    In the space of a week, Trump's new press expert demonstrated that he a) didn't know how to hold off-the-record conversations b) didn't understand that cameras and microphones keep rolling even when the red light is off and c) doesn't bother to check the other public statements made by administration officials before he makes statements of his own. An alien crashed on earth and given a two-minute tutorial on dealing with reporters would have done a better job. . . .

    The Communications Director job in the Trump administration is a no-win job, because the real Communications Director is Trump's Twitter feed. The job that Scaramucci technically occupies is a thankless and redundant position that involves standing before reporters and reconciling avalanches of already-circulated lies, contradictions, and insulting/ignorant statements.

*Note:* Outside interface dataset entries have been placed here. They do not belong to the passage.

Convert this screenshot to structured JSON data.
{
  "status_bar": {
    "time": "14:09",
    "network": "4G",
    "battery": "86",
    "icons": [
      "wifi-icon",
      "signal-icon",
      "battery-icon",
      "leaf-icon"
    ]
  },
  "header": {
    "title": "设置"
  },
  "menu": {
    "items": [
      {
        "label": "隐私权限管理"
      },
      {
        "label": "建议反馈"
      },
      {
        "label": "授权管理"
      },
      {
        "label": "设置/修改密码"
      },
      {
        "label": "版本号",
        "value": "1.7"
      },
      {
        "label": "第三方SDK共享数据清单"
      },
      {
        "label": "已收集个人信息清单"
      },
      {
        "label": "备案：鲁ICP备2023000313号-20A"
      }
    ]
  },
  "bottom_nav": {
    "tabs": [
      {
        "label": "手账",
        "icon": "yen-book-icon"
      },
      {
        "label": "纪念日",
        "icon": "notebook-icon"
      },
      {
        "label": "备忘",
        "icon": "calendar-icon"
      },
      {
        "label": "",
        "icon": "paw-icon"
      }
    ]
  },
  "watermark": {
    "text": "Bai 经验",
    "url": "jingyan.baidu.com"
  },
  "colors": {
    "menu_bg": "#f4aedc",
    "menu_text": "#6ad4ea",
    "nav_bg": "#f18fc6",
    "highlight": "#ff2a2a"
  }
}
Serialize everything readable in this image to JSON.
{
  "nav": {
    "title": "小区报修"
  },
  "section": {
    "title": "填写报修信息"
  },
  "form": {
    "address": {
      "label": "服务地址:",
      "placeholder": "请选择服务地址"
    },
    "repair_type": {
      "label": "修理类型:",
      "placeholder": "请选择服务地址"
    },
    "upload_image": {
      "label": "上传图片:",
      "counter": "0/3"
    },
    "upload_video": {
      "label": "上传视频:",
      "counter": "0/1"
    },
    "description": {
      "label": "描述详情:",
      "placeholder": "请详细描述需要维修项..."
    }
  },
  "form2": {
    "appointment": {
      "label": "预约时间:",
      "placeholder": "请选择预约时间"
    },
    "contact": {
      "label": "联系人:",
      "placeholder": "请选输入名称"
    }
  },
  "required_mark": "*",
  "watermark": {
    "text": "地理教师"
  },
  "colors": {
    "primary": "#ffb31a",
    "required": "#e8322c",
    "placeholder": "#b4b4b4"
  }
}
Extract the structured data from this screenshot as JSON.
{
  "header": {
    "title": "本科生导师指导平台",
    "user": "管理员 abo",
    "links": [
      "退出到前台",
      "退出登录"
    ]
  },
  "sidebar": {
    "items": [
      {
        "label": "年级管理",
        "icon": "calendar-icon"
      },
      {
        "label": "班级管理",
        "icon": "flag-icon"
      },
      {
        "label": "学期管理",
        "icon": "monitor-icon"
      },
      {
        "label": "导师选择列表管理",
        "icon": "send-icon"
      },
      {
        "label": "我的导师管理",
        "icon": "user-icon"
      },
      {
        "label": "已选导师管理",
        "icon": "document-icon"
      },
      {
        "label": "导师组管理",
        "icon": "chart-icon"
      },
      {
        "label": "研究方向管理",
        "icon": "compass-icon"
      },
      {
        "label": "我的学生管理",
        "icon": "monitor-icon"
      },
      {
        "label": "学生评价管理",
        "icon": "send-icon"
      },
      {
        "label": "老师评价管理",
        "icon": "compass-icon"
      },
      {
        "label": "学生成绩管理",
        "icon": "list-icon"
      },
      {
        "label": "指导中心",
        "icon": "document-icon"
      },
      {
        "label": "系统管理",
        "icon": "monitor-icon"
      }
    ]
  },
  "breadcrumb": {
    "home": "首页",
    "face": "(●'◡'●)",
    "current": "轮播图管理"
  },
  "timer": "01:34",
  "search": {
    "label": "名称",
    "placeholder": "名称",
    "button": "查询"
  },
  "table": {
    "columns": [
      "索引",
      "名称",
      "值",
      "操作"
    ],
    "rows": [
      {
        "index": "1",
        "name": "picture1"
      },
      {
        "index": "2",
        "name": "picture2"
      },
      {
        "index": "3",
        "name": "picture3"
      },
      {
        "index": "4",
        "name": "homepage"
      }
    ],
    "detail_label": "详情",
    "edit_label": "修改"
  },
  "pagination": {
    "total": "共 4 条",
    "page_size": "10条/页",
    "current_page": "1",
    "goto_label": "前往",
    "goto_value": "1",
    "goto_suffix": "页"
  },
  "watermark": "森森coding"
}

    Even a genius of the highest order couldn't make this work. Of course, Trump hasn't had geniuses available to him. The fourth-rate minds he has instead had in his employ just started raging trash-fires whenever they tried to logically explain Trump's utterances.

    They gave us statements like Kellyanne Conway's "alternative facts," or Katrina Pierson's bit about how Trump wasn't changing his position on immigration, but rather "changing the words that he is saying."

  • Matthew Yglesias: The most important stories of the week, explained: The Senate rejected three versions of ACA repeal; Trump named a new Chief of Staff; Trump kind of banned transgender military service; Trump feuded with his attorney general.

  • Reuters: US flies B-1B bombers over Korean peninsula after missile test: Not clear from the article whether they actually flew into North Korean air space, which would be daring the Koreans to shoot a plane down, dramatically escalating America's snit fit over North Korea's missile tests. Also: Tom Phillips: China and Russia have 'responsibility' for North Korea nuclear threat, says US. Reminds me that Casey Stengel once said that the secret to successful managing was keeping the guys who hate you (like North Korea) away from the ones on the fence (like Russia and China) -- a lesson Rex Tillerson never learned. The odds of Trump (or one of those generals he gives carte blanche to) doing something profoundly stupid over Korea have been steadily increasing -- much as it has with Iran (see Trita Parsi, above).